** Record excerpts follows **

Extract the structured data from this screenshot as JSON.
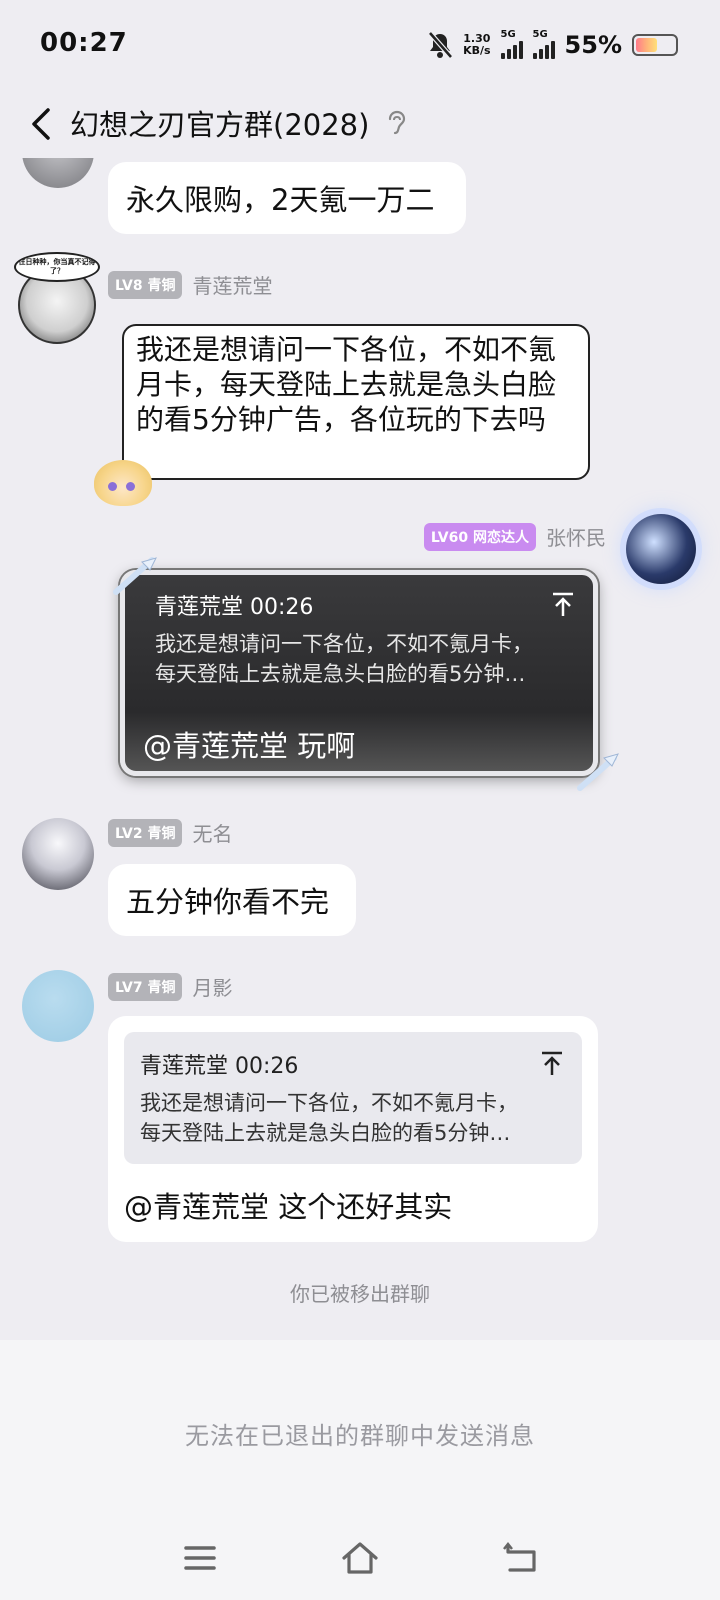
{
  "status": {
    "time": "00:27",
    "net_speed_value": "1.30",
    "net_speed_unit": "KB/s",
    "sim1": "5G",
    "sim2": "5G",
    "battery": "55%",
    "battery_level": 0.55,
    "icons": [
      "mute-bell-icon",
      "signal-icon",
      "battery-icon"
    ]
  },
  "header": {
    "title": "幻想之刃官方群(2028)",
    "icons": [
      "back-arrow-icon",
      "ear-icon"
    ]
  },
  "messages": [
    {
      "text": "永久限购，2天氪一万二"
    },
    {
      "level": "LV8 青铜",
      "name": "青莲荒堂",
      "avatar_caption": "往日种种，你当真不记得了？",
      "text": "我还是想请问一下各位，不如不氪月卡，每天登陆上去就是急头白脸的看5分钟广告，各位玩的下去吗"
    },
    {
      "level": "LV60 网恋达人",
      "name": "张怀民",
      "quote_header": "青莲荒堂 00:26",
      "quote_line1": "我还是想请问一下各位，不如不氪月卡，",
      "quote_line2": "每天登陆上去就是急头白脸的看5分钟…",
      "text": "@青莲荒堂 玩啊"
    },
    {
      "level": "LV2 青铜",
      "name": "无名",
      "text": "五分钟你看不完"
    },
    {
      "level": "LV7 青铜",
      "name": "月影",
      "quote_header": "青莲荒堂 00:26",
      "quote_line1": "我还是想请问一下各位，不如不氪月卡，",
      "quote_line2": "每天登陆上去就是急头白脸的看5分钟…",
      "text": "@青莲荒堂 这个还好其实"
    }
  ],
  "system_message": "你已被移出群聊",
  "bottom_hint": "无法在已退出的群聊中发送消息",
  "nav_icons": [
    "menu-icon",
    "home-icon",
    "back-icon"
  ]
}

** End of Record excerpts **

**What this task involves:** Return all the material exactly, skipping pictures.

**Answer to the problem:**
Extract the structured data from this screenshot as JSON.
{
  "status": {
    "time": "00:27",
    "net_speed_value": "1.30",
    "net_speed_unit": "KB/s",
    "sim1": "5G",
    "sim2": "5G",
    "battery": "55%",
    "battery_level": 0.55,
    "icons": [
      "mute-bell-icon",
      "signal-icon",
      "battery-icon"
    ]
  },
  "header": {
    "title": "幻想之刃官方群(2028)",
    "icons": [
      "back-arrow-icon",
      "ear-icon"
    ]
  },
  "messages": [
    {
      "text": "永久限购，2天氪一万二"
    },
    {
      "level": "LV8 青铜",
      "name": "青莲荒堂",
      "avatar_caption": "往日种种，你当真不记得了？",
      "text": "我还是想请问一下各位，不如不氪月卡，每天登陆上去就是急头白脸的看5分钟广告，各位玩的下去吗"
    },
    {
      "level": "LV60 网恋达人",
      "name": "张怀民",
      "quote_header": "青莲荒堂 00:26",
      "quote_line1": "我还是想请问一下各位，不如不氪月卡，",
      "quote_line2": "每天登陆上去就是急头白脸的看5分钟…",
      "text": "@青莲荒堂 玩啊"
    },
    {
      "level": "LV2 青铜",
      "name": "无名",
      "text": "五分钟你看不完"
    },
    {
      "level": "LV7 青铜",
      "name": "月影",
      "quote_header": "青莲荒堂 00:26",
      "quote_line1": "我还是想请问一下各位，不如不氪月卡，",
      "quote_line2": "每天登陆上去就是急头白脸的看5分钟…",
      "text": "@青莲荒堂 这个还好其实"
    }
  ],
  "system_message": "你已被移出群聊",
  "bottom_hint": "无法在已退出的群聊中发送消息",
  "nav_icons": [
    "menu-icon",
    "home-icon",
    "back-icon"
  ]
}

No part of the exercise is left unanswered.